Emeka Anyaoku’s prescription insists on a return to the regional order of the First Republic, because the current structure of governance cannot advance economic development. He feels the 36 states should be collapsed, and turned into six geopolitical zones. While the economics of his argument is sound like Joda’s, how this will solve the problem of ethnic rivalry experienced in the First Republic is also missing.
The issue of majoritarian hegemony, which led to agitation for separate political entity by the minority groups, is likely to become an issue. On his part, the literary icon, Professor Wole Soyinka came up with the concept of “reconfiguring”. What that means, as far as I understand it, is best known to him. Former Vice President Atiku Abubakar, who suddenly became a federalist, has also called for stronger state governments.
Most Nigerians perceive his call for restructuring as a political strategy ahead of 2019 since the demand from the political society is in that direction. If not, why did he not push for restructuring as Vice President?
No matter what side of the divide one belongs to, it’s an incontrovertible fact that the current order of federalism, which the President has defended, cannot guarantee political stability, which is essential for economic development. Given our pluralistic nature, addressing the lingering national question with the aim of bringing about an enduring governance structure is a sine qua non. Responsibilities have to be devolved to the federating units in line with the principle of federalism.

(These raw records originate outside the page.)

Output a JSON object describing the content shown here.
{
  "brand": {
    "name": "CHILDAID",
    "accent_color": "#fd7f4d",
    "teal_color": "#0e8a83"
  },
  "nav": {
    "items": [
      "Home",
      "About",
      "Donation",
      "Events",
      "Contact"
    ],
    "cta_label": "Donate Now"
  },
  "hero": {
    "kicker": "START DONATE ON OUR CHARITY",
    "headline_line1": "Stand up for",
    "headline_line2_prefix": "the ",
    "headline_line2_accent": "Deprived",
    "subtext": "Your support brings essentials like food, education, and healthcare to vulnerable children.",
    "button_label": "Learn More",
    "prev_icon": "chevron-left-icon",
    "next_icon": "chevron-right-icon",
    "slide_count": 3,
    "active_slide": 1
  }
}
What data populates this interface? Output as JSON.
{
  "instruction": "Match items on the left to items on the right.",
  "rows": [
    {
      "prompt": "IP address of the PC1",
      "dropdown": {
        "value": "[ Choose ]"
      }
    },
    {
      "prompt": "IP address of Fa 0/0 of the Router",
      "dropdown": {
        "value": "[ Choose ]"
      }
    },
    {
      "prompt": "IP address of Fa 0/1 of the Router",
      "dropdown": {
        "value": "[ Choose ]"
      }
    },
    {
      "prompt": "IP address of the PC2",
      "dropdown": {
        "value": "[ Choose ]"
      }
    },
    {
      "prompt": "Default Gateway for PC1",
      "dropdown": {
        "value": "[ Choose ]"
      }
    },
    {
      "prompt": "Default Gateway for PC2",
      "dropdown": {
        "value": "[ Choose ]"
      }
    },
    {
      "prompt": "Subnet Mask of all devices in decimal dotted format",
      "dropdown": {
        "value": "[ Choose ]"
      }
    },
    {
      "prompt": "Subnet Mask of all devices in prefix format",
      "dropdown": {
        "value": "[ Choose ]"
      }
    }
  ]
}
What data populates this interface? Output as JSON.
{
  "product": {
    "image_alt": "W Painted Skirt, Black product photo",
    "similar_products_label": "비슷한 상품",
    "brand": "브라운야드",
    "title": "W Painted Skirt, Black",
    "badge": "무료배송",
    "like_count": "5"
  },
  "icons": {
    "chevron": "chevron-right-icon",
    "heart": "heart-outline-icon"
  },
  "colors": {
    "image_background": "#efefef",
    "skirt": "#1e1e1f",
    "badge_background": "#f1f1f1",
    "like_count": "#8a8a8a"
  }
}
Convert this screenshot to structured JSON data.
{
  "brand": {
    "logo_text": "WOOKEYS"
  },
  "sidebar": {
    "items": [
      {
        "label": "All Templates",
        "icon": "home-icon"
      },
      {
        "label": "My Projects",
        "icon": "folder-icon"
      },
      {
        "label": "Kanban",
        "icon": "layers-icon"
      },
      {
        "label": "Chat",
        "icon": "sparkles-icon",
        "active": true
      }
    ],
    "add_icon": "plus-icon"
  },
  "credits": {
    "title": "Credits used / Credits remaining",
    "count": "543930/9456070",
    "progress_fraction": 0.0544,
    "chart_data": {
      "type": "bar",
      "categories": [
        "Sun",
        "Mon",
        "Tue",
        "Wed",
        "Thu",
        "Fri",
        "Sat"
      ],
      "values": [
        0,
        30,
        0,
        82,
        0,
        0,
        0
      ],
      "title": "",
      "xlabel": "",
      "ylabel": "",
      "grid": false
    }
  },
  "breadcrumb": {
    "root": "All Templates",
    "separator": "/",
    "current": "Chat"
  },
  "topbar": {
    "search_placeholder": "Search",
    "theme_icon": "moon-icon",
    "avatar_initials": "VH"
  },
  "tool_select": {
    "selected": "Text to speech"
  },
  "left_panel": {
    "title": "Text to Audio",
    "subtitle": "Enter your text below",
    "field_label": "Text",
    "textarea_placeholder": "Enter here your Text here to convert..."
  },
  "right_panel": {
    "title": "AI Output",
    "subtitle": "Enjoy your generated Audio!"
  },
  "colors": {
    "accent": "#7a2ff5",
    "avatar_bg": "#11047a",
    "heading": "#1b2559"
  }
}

The el-Rufai Committee on restructuring has made the right move. But considering how the APC government has failed Nigerians who trusted it with their lives, can it be trusted?
Aside Boko Haram where the government appears to have recorded piece meal success, which seems to be eroding with the Haramists launching offensive attacks, the government has not delivered on the campaign promises that endeared it to most Nigerians. How sure are we that it will implement the outcome of the el-Rufai Committee report if voted back to power in 2019; especially when the President thinks restructuring is not the issue – a view shared by most oligarchs? This makes it hard to deny that the report of the committee is only targeted at winning the 2019 general election, after which it would be abandoned like the Ken Nnamani Electoral Committee report.
It is also important to note that while some have applauded the el-Rufai Committee report, some of its recommendations are just not feasible given the current economic situation. Take for instance the issue of state police. While that would help in dealing with crimes at the sub-national levels, the economic reality is that most state governors cannot afford it. The issue of non-payment of civil servant salaries explains it all.
Another thing is, we must not continue to rely on the demanding process of constitutional review to make the practice of federalism work. At some point, we can also utilize the power of judicial review as Lagos State did last year in a matter with the Federal Government over who controls inland waterways, which it won.
Lastly, while we restructure either through constitutional engineering or judicial review, we also need to take seriously the important issue of state building. This is so because federalism does not work on its own. It has to be grafted to the institution of the state. That is why no matter how good the structure of federalism, it needs a strong state to function effectively.
Therefore, if the state is weak the possibility of the architecture of federalism functioning effectively can hardly be reconciled. My prescription for building a strong state is in line with the one provided by Francis Fukuyama, which focuses on creating new government institutions and strengthening existing ones. Nigeria needs this for its federal democracy to work. Let the restructuring debate continue.
Ihembe is a political scientist with research interest in political development. He can be reached on 08023688848